Our Gospel reading for today talks of the light coming into the darkness of the world, it depicts Simeon, old and well-aged coming to the end of his life, but holding on to that promise he has been given by God, you will see the Lord’s Messiah before you die. He must have been wondering, when oh when, will I see the Lord? And then in that moment that will always hold such beauty and mystery and the completion of God’s promise, Mary hands Simeon Jesus. We can’t know how that felt, that moment, amidst what would be the hustle and bustle and noise of the Temple life the new meets the old, the generations are held together in Simeons hands, and the story of God continues. And Anna comes up and recognises the Messiah, she begins to tell those around her, “Here he is, amongst us”, Who stopped and listened? Who thought, silly old woman? Who caught the moment, heard the words, saw the fulfilment on their faces?
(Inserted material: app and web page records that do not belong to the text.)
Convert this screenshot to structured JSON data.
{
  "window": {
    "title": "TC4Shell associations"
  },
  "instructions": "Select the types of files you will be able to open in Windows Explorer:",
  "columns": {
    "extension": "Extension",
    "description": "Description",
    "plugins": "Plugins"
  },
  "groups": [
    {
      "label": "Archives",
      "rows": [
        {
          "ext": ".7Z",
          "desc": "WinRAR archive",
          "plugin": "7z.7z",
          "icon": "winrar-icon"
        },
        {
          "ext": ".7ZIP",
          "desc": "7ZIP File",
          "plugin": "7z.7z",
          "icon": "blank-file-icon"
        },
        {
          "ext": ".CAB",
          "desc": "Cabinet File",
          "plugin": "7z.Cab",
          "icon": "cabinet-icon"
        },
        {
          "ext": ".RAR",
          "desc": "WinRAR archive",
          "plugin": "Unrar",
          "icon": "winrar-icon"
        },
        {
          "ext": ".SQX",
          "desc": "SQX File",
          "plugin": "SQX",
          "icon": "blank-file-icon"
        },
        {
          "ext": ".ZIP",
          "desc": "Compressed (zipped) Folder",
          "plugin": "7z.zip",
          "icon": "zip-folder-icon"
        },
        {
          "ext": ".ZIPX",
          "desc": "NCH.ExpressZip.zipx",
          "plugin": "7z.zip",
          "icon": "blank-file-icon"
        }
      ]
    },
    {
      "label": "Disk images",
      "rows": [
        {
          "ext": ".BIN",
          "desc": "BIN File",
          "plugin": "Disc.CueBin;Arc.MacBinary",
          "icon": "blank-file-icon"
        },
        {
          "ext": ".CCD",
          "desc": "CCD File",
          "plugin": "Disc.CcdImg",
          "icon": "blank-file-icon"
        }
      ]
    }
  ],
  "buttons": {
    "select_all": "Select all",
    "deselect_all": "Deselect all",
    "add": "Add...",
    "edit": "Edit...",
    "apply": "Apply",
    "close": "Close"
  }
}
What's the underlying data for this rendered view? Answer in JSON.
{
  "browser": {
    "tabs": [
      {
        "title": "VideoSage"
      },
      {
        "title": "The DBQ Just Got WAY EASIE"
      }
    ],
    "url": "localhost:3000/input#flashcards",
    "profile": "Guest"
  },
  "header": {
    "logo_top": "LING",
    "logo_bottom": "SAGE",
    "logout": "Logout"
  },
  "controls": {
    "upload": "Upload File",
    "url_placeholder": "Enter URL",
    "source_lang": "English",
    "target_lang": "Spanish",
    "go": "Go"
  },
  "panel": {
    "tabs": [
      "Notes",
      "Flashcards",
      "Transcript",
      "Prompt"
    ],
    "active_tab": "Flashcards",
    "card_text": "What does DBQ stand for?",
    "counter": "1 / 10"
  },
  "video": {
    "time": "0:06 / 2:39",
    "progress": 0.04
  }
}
Imagine yourself in the moment too, take some time to sit and read the story and picture in your mind, how each would have received and participated, ask God to reveal to you in your inner being, something for you to hold and treasure, in these moments of our waiting.
It wasn’t all joy, of course. Mary left with those words of Simeon in her heart. ‘This child is destined for the falling and the rising of many in Israel, and to be a sign that will be opposed so that the inner thoughts of many will be revealed – and a sword will pierce your own soul too. When they had finished everything required by the law of the Lord, they returned to Galilee, to their own town of Nazareth. The child grew and became strong, filled with wisdom; and the favour of God was upon him. So much encapsulated in the journey and time in the Temple.
Lastly, we are minded that this is also Snowdrop Sunday, another source of brightness also closely associated with Candlemas. Candlemas bells they were once called, and it is easy to see how they were the perfect flowers for the feast – flawless symbols of purity, so perfect. It is not hard to imagine what pleasure must have been taken in gathering them, or in merely having them growing by the church, on the day itself. And even today many of our best snowdrop displays are associated with the old faith, clustering around churchyards and ancient religious foundations, ruined abbeys and priories, where they were planted with Candlemas in mind. Combe Church has such a beautiful display along the banks. Apart from their pure beauty, the timing of their appearing as they do when the earth is still under the lock and key of winter. They’re the very first sign of something else, the Candlemas bells, are an undeniable signal that the warm days will come again; and I delight to see them in the banks and hedgerows in the parishes when I need to travel around. Little white heads popping up against the dead tones of the winter earth, is Hope, and Life suddenly and unmistakably manifest in white. Light and hope in the midst of your darkness be with you in God’s holding and Blessing.